The Indians sport an awesome pitching rotation of Bob Lemon, Bob Feller, Mike
Garcia and Early Wynn. All but Garcia would wind up in the Hall of Fame. Wynn
once said he'd hit his own mother with a pitch, but "only if she were digging in."
Larry Doby led the league with 32 homers and Al Rosen with 105 RBIs, but when
it was all over, the Yankees won the pennant by two games,
A high-powered offense leads the Indians to the pennant with a record 111
victories. But Cleveland loses the World Series in four straight games to the New
York Giants. Willie Mays made his famous over-the-shoulder catch of a 460-foot
Vie Wertz blast to quash a Cleveland rally in the eighth inning of Game 1.
Herb Score, the 1955 Rookie of the Year and most promising Cleveland pitcher
to come along in years, was ruined when a Gil McDougald line drive hit the
left-hander in the eye. He returned to pitch, but never at his previous level.
All hope for the franchise seemed wrapped up in one handsome and popular
right-fielder from the Bronx named Rocky Colavito. That hope ended when
Colavito was unexpectedly traded to Detroit, where he pounded 35 home runs
with a .474 slugging average. Earlier another budding young player named
Roger Maris had been traded to Kansas City. Fans spoke later of "The Curse of
Luis Tiant, a right-hander who in 1968 won 21 games and posted a 1.60 ERA,
personified the Tribe of the '60s by leading the league in losses the following
season. The franchise finished dead last in '69 and again in '71, something
they'd done only once in the previous 68 years.
Perhaps the lowest moment in the franchise's checkered history came the night
of this holiday promotion against the Texas Rangers. "Beer Night" offered an
unlimited supply of 10 cent beer to the frustrated Cleveland audience. The night
- and the game - ended in a ninth-inning riot by drunken fans who stormed the
field, resulting in a rare forfeit.
Frank Robinson became baseball's first black manager, and as a
player/manager he homered in his first at-bat. The team reached .500 under
Robinson's leadership in 1976, but by June 19, 1977, even he couldn't survive
the Cleveland downward spiral. In the next 14 years the Indians would go
through eight managers and lose 100 games three times.
The team is sold to Richard and David Jacobs, real estate developers, putting an
end to rumors that the team was headed to Tampa Bay.
Poised to turn the corner in its last season in Municipal Stadium, the team went
to Spring Training ready to become a contender. But tragedy struck again when
a boating accident near the end of camp killed relievers Steve Olin and Tim
Crews and injured the recently signed Bobby Ojeda. The team didn't regroup
from the tragedy until the second half of the season.
In a season shortened by the players' strike, the Tribe's 100-44 record is
baseball's best. The Indians reach the World Series for the first time since 1954,

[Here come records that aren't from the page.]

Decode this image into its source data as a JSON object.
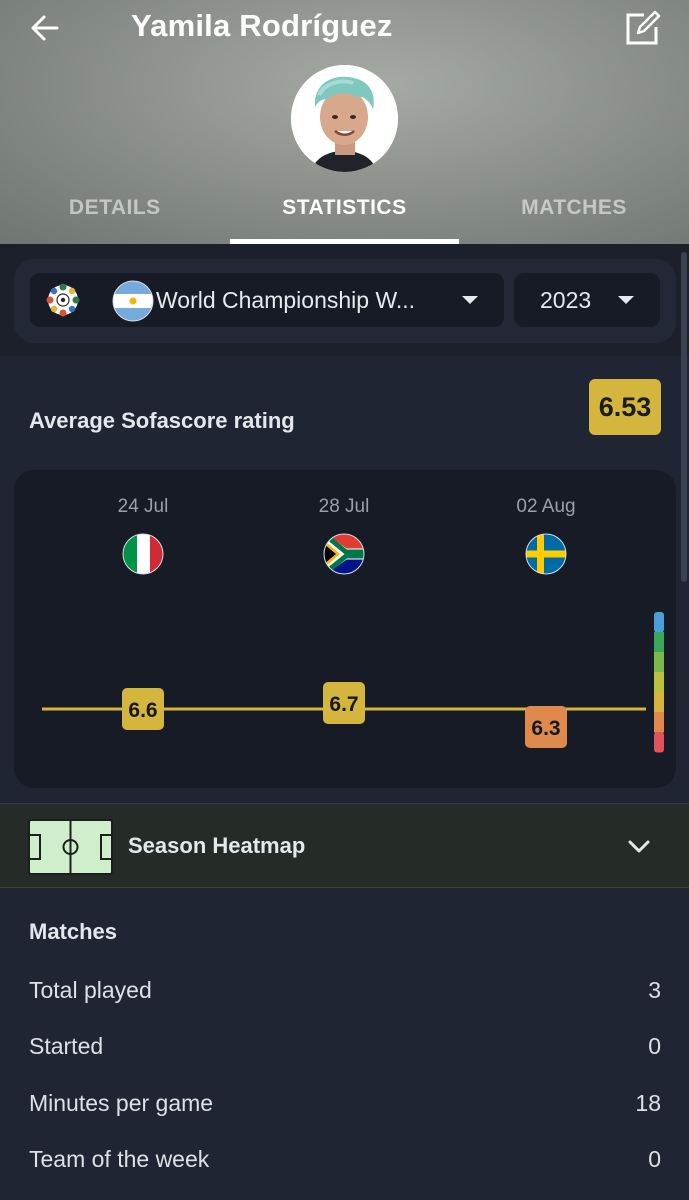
{
  "header": {
    "title": "Yamila Rodríguez",
    "tabs": [
      {
        "label": "DETAILS",
        "active": false
      },
      {
        "label": "STATISTICS",
        "active": true
      },
      {
        "label": "MATCHES",
        "active": false
      }
    ]
  },
  "filters": {
    "league": "World Championship W...",
    "year": "2023"
  },
  "rating": {
    "label": "Average Sofascore rating",
    "value": "6.53",
    "badge_color": "#d4b53d"
  },
  "chart_data": {
    "type": "line",
    "x": [
      "24 Jul",
      "28 Jul",
      "02 Aug"
    ],
    "opponents": [
      "italy-flag-icon",
      "south-africa-flag-icon",
      "sweden-flag-icon"
    ],
    "series": [
      {
        "values": [
          6.6,
          6.7,
          6.3
        ]
      }
    ],
    "point_colors": [
      "#d4b53d",
      "#d4b53d",
      "#e0894d"
    ],
    "scale_colors": [
      "#4a9fd8",
      "#3aa65a",
      "#7ab84a",
      "#b9c23c",
      "#d4b53d",
      "#e0894d",
      "#e2525a"
    ]
  },
  "heatmap": {
    "label": "Season Heatmap"
  },
  "matches": {
    "title": "Matches",
    "rows": [
      {
        "label": "Total played",
        "value": "3"
      },
      {
        "label": "Started",
        "value": "0"
      },
      {
        "label": "Minutes per game",
        "value": "18"
      },
      {
        "label": "Team of the week",
        "value": "0"
      }
    ]
  }
}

only to lose to the Braves in six games. Though disappointed that the mighty
bats are stymied by Atlanta's pitchers, Cleveland fans are grateful just to have
gotten this far.
In a postseason in which they teetered on the edge of elimination, the Indians
reach the bottom of the ninth inning of Game 7 with a chance to erase years of
frustration. But the 5-year-old Florida Marlins tie the game, then win it in the 11th.
For the umpteenth time, Cleveland fans experience that sinking feeling.
Mark Bloch of ABCNEWS.com has been an Indians fan for all of his 41
years. He's still waiting to see a World Series banner raised.